[WHAT IS BEING ASKED] Reproduce the whole of the records exactly, and make sure no picture is carried into the result.
(PROVIDED MATERIAL)
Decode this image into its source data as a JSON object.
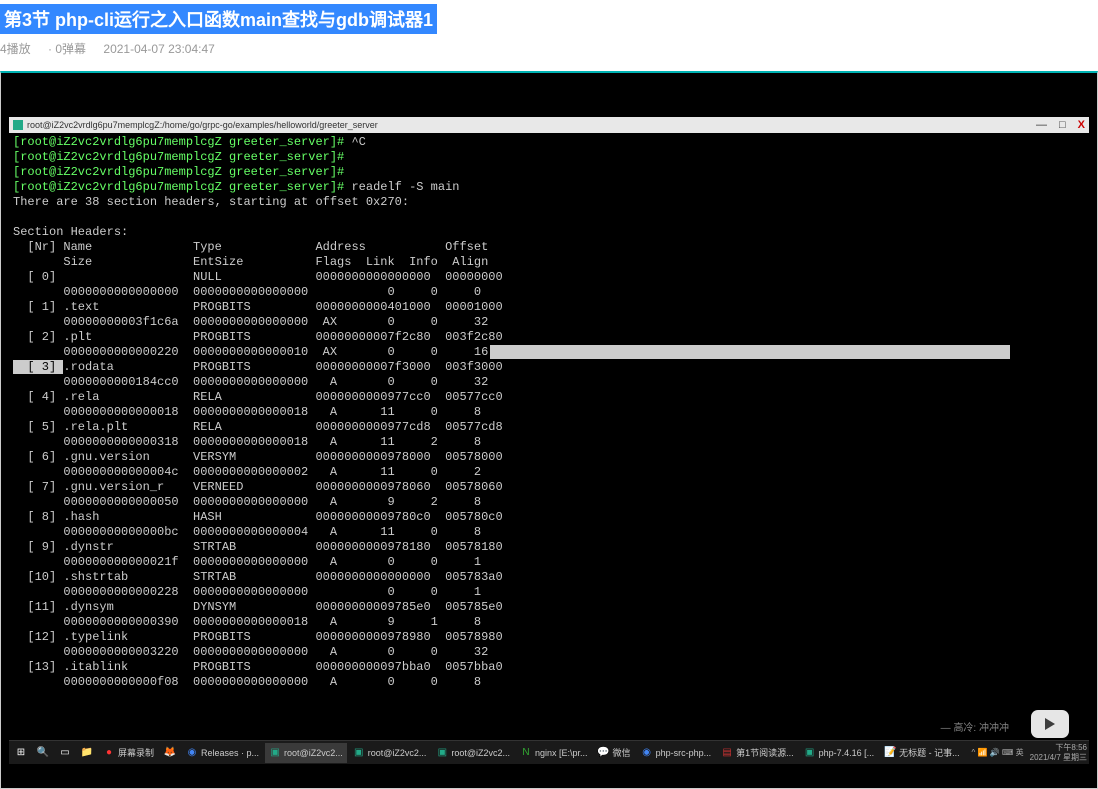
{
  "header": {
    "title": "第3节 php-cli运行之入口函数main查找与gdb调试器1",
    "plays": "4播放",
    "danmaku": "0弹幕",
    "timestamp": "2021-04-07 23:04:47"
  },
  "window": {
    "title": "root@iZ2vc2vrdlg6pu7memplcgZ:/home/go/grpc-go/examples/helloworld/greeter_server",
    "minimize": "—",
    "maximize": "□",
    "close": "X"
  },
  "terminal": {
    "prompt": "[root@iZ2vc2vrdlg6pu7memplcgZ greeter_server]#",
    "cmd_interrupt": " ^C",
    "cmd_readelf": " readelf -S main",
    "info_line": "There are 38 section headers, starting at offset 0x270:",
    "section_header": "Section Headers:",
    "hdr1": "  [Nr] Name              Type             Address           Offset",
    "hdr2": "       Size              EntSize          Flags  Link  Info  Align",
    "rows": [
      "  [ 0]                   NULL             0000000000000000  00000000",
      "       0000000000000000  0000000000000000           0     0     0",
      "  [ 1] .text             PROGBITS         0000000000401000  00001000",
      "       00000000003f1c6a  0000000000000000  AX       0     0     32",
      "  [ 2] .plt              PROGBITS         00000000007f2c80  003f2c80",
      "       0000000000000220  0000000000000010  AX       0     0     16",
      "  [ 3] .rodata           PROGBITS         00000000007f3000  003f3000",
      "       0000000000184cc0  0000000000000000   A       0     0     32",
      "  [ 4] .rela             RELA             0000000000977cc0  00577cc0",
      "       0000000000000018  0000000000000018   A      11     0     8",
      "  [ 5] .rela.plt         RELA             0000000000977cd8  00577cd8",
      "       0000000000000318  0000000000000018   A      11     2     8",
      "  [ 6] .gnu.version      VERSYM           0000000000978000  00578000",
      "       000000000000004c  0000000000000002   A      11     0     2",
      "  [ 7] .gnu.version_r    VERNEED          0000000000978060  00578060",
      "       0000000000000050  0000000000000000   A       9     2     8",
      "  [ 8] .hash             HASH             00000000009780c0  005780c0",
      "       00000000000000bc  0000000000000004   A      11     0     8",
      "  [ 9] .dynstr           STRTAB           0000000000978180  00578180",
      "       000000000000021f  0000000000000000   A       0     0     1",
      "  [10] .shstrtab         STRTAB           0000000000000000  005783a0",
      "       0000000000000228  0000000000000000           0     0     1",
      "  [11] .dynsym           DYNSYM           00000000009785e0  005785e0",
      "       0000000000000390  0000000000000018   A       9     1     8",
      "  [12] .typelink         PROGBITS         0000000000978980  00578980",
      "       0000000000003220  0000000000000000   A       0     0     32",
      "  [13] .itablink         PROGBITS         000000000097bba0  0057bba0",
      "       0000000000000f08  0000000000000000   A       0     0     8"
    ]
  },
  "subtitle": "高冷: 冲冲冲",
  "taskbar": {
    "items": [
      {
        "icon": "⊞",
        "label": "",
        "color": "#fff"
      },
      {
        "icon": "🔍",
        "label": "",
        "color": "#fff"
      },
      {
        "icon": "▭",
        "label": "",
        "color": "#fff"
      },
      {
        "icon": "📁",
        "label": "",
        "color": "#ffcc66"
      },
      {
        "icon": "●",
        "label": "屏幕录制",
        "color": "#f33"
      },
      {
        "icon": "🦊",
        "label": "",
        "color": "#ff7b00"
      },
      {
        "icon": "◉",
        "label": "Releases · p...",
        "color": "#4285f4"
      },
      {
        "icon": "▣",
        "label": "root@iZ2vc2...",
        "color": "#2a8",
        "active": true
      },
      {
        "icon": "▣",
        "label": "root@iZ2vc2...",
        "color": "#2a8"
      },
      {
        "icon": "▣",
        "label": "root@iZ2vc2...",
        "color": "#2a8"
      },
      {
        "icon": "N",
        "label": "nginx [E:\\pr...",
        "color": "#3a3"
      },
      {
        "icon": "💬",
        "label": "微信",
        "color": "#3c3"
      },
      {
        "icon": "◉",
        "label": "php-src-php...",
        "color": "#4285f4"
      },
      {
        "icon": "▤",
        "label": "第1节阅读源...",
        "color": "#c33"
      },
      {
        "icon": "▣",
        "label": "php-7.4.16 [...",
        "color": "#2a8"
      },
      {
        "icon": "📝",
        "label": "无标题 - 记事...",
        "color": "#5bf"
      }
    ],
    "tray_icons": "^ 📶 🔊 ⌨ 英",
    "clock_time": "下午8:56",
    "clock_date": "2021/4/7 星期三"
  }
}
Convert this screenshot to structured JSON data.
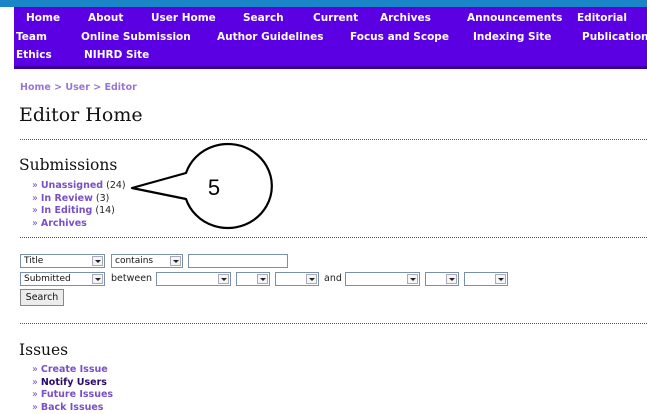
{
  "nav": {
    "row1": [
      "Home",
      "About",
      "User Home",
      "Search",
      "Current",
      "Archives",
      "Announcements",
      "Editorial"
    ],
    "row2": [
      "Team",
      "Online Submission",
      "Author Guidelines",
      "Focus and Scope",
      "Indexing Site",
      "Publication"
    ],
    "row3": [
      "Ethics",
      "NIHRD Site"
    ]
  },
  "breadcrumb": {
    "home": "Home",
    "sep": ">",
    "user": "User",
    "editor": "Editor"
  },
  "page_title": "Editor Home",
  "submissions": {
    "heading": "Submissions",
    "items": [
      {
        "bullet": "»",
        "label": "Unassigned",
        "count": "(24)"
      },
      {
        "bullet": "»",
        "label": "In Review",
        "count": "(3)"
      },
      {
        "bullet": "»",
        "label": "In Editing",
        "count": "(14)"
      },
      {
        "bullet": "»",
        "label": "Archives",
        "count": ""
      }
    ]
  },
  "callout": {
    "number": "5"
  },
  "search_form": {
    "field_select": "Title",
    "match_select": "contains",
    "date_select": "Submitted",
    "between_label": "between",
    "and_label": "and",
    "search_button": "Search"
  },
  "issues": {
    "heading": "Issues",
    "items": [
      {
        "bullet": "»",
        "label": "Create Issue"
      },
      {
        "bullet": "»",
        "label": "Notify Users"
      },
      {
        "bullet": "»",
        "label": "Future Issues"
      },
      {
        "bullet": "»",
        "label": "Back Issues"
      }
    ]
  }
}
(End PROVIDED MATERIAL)
[YOUR SOLUTION]
Decode this image into its source data as a JSON object.
{
  "header": {
    "title": "第3节 php-cli运行之入口函数main查找与gdb调试器1",
    "plays": "4播放",
    "danmaku": "0弹幕",
    "timestamp": "2021-04-07 23:04:47"
  },
  "window": {
    "title": "root@iZ2vc2vrdlg6pu7memplcgZ:/home/go/grpc-go/examples/helloworld/greeter_server",
    "minimize": "—",
    "maximize": "□",
    "close": "X"
  },
  "terminal": {
    "prompt": "[root@iZ2vc2vrdlg6pu7memplcgZ greeter_server]#",
    "cmd_interrupt": " ^C",
    "cmd_readelf": " readelf -S main",
    "info_line": "There are 38 section headers, starting at offset 0x270:",
    "section_header": "Section Headers:",
    "hdr1": "  [Nr] Name              Type             Address           Offset",
    "hdr2": "       Size              EntSize          Flags  Link  Info  Align",
    "rows": [
      "  [ 0]                   NULL             0000000000000000  00000000",
      "       0000000000000000  0000000000000000           0     0     0",
      "  [ 1] .text             PROGBITS         0000000000401000  00001000",
      "       00000000003f1c6a  0000000000000000  AX       0     0     32",
      "  [ 2] .plt              PROGBITS         00000000007f2c80  003f2c80",
      "       0000000000000220  0000000000000010  AX       0     0     16",
      "  [ 3] .rodata           PROGBITS         00000000007f3000  003f3000",
      "       0000000000184cc0  0000000000000000   A       0     0     32",
      "  [ 4] .rela             RELA             0000000000977cc0  00577cc0",
      "       0000000000000018  0000000000000018   A      11     0     8",
      "  [ 5] .rela.plt         RELA             0000000000977cd8  00577cd8",
      "       0000000000000318  0000000000000018   A      11     2     8",
      "  [ 6] .gnu.version      VERSYM           0000000000978000  00578000",
      "       000000000000004c  0000000000000002   A      11     0     2",
      "  [ 7] .gnu.version_r    VERNEED          0000000000978060  00578060",
      "       0000000000000050  0000000000000000   A       9     2     8",
      "  [ 8] .hash             HASH             00000000009780c0  005780c0",
      "       00000000000000bc  0000000000000004   A      11     0     8",
      "  [ 9] .dynstr           STRTAB           0000000000978180  00578180",
      "       000000000000021f  0000000000000000   A       0     0     1",
      "  [10] .shstrtab         STRTAB           0000000000000000  005783a0",
      "       0000000000000228  0000000000000000           0     0     1",
      "  [11] .dynsym           DYNSYM           00000000009785e0  005785e0",
      "       0000000000000390  0000000000000018   A       9     1     8",
      "  [12] .typelink         PROGBITS         0000000000978980  00578980",
      "       0000000000003220  0000000000000000   A       0     0     32",
      "  [13] .itablink         PROGBITS         000000000097bba0  0057bba0",
      "       0000000000000f08  0000000000000000   A       0     0     8"
    ]
  },
  "subtitle": "高冷: 冲冲冲",
  "taskbar": {
    "items": [
      {
        "icon": "⊞",
        "label": "",
        "color": "#fff"
      },
      {
        "icon": "🔍",
        "label": "",
        "color": "#fff"
      },
      {
        "icon": "▭",
        "label": "",
        "color": "#fff"
      },
      {
        "icon": "📁",
        "label": "",
        "color": "#ffcc66"
      },
      {
        "icon": "●",
        "label": "屏幕录制",
        "color": "#f33"
      },
      {
        "icon": "🦊",
        "label": "",
        "color": "#ff7b00"
      },
      {
        "icon": "◉",
        "label": "Releases · p...",
        "color": "#4285f4"
      },
      {
        "icon": "▣",
        "label": "root@iZ2vc2...",
        "color": "#2a8",
        "active": true
      },
      {
        "icon": "▣",
        "label": "root@iZ2vc2...",
        "color": "#2a8"
      },
      {
        "icon": "▣",
        "label": "root@iZ2vc2...",
        "color": "#2a8"
      },
      {
        "icon": "N",
        "label": "nginx [E:\\pr...",
        "color": "#3a3"
      },
      {
        "icon": "💬",
        "label": "微信",
        "color": "#3c3"
      },
      {
        "icon": "◉",
        "label": "php-src-php...",
        "color": "#4285f4"
      },
      {
        "icon": "▤",
        "label": "第1节阅读源...",
        "color": "#c33"
      },
      {
        "icon": "▣",
        "label": "php-7.4.16 [...",
        "color": "#2a8"
      },
      {
        "icon": "📝",
        "label": "无标题 - 记事...",
        "color": "#5bf"
      }
    ],
    "tray_icons": "^ 📶 🔊 ⌨ 英",
    "clock_time": "下午8:56",
    "clock_date": "2021/4/7 星期三"
  }
}
Convert this screenshot to structured JSON data.
{
  "nav": {
    "row1": [
      "Home",
      "About",
      "User Home",
      "Search",
      "Current",
      "Archives",
      "Announcements",
      "Editorial"
    ],
    "row2": [
      "Team",
      "Online Submission",
      "Author Guidelines",
      "Focus and Scope",
      "Indexing Site",
      "Publication"
    ],
    "row3": [
      "Ethics",
      "NIHRD Site"
    ]
  },
  "breadcrumb": {
    "home": "Home",
    "sep": ">",
    "user": "User",
    "editor": "Editor"
  },
  "page_title": "Editor Home",
  "submissions": {
    "heading": "Submissions",
    "items": [
      {
        "bullet": "»",
        "label": "Unassigned",
        "count": "(24)"
      },
      {
        "bullet": "»",
        "label": "In Review",
        "count": "(3)"
      },
      {
        "bullet": "»",
        "label": "In Editing",
        "count": "(14)"
      },
      {
        "bullet": "»",
        "label": "Archives",
        "count": ""
      }
    ]
  },
  "callout": {
    "number": "5"
  },
  "search_form": {
    "field_select": "Title",
    "match_select": "contains",
    "date_select": "Submitted",
    "between_label": "between",
    "and_label": "and",
    "search_button": "Search"
  },
  "issues": {
    "heading": "Issues",
    "items": [
      {
        "bullet": "»",
        "label": "Create Issue"
      },
      {
        "bullet": "»",
        "label": "Notify Users"
      },
      {
        "bullet": "»",
        "label": "Future Issues"
      },
      {
        "bullet": "»",
        "label": "Back Issues"
      }
    ]
  }
}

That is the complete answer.